Exercise
If a line in the entries below contains "mushroom", copy it.

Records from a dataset
- Opening Delimiter -

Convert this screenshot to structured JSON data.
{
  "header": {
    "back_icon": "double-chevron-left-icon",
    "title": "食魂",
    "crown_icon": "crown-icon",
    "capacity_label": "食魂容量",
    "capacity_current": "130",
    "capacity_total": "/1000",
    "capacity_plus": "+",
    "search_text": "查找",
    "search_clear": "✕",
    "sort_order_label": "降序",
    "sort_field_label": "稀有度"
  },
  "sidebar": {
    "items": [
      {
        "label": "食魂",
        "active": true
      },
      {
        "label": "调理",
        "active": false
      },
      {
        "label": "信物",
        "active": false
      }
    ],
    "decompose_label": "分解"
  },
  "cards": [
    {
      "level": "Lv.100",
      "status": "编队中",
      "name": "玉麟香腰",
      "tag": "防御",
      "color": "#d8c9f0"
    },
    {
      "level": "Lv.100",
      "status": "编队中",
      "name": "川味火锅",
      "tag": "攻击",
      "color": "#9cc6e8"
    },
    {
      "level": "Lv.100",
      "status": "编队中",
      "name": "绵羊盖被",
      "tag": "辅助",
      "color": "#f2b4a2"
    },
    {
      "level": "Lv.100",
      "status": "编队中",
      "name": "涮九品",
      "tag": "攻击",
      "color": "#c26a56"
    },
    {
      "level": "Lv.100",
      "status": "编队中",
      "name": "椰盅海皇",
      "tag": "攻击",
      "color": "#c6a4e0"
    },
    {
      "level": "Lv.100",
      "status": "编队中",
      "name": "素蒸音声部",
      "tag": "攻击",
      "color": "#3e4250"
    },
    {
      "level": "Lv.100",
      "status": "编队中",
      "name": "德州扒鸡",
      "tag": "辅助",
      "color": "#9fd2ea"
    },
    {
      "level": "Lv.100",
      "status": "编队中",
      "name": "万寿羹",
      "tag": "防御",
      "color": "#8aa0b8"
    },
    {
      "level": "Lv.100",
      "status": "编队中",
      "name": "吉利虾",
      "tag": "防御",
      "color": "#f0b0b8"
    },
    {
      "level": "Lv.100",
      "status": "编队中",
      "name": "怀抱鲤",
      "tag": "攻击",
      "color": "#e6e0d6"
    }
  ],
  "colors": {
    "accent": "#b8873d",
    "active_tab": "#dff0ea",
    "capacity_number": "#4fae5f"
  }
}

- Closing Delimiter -
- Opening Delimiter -

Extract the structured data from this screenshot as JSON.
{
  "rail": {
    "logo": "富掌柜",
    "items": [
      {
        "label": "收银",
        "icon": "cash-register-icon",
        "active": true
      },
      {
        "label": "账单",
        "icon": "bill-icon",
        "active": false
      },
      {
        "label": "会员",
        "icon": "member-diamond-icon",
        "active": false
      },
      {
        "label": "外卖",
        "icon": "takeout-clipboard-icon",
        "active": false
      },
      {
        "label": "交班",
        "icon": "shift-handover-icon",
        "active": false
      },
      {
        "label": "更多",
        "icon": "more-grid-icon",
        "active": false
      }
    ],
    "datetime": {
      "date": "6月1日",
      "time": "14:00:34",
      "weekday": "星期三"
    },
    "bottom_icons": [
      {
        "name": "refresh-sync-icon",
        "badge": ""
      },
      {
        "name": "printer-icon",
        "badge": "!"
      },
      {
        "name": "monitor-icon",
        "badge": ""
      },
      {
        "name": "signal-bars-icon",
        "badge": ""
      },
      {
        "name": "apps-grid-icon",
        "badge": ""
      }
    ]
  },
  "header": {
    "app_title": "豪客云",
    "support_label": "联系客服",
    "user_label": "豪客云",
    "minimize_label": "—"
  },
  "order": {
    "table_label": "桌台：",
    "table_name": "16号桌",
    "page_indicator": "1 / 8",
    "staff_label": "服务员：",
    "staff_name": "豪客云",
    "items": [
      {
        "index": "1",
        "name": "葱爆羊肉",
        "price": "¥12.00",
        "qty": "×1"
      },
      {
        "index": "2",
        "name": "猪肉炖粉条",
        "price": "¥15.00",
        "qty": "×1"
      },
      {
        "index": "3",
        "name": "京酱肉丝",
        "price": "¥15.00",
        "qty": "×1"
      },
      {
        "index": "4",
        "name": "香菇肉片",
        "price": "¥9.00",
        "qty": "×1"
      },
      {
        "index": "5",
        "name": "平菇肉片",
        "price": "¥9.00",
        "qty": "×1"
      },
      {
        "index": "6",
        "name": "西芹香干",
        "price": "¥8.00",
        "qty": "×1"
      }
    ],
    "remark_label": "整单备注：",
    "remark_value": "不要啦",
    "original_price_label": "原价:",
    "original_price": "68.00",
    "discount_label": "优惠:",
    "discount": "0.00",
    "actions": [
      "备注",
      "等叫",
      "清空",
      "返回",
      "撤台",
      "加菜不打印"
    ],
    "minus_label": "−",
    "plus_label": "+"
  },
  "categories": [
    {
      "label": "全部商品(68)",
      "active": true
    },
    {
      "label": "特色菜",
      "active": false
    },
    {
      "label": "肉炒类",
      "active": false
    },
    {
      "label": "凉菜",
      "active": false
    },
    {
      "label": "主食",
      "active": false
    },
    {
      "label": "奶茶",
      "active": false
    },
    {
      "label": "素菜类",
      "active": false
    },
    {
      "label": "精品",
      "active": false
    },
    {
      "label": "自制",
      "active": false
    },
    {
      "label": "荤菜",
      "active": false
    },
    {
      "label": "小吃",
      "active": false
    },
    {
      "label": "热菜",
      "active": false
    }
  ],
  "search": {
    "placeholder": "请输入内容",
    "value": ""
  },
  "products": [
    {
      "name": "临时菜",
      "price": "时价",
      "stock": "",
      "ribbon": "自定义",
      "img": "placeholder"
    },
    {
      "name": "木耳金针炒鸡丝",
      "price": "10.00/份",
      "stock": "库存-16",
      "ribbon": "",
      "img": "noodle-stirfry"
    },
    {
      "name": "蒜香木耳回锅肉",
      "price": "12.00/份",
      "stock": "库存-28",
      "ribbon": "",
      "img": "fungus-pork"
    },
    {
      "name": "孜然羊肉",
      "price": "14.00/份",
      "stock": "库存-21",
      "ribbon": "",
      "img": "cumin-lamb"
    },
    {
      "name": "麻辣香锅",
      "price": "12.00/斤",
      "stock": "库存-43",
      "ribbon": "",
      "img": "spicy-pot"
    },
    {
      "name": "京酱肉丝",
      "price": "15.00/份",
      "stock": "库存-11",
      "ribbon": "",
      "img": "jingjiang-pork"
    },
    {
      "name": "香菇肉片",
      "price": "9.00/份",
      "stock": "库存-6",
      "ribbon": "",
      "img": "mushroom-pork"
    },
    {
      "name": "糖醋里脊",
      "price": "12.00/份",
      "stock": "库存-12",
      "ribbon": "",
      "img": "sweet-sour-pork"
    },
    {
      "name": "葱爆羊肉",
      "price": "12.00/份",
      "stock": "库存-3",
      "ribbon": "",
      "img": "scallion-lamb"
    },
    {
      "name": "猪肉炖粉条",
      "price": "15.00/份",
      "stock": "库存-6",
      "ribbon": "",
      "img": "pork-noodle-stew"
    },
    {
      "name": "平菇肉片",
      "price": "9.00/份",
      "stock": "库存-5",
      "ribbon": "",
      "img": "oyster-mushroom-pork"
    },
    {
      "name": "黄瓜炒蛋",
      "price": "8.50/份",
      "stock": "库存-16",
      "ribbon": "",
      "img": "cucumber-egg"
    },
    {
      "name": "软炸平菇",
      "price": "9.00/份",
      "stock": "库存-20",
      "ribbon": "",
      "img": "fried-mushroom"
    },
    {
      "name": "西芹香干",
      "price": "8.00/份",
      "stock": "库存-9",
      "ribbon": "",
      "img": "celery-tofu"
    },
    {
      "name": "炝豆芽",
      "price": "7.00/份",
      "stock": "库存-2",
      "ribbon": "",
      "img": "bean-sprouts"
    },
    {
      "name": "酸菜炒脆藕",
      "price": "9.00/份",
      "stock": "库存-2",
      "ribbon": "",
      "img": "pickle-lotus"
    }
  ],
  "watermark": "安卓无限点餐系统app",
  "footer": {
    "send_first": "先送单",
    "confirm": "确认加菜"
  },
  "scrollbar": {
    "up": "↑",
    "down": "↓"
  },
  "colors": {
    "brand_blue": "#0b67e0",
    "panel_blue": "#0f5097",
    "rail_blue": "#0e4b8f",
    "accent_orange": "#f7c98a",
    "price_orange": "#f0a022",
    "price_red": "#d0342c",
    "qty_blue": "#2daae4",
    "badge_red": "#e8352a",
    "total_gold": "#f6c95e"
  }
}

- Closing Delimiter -

Solution to this problem
      "img": "mushroom-pork"
      "img": "oyster-mushroom-pork"
      "img": "fried-mushroom"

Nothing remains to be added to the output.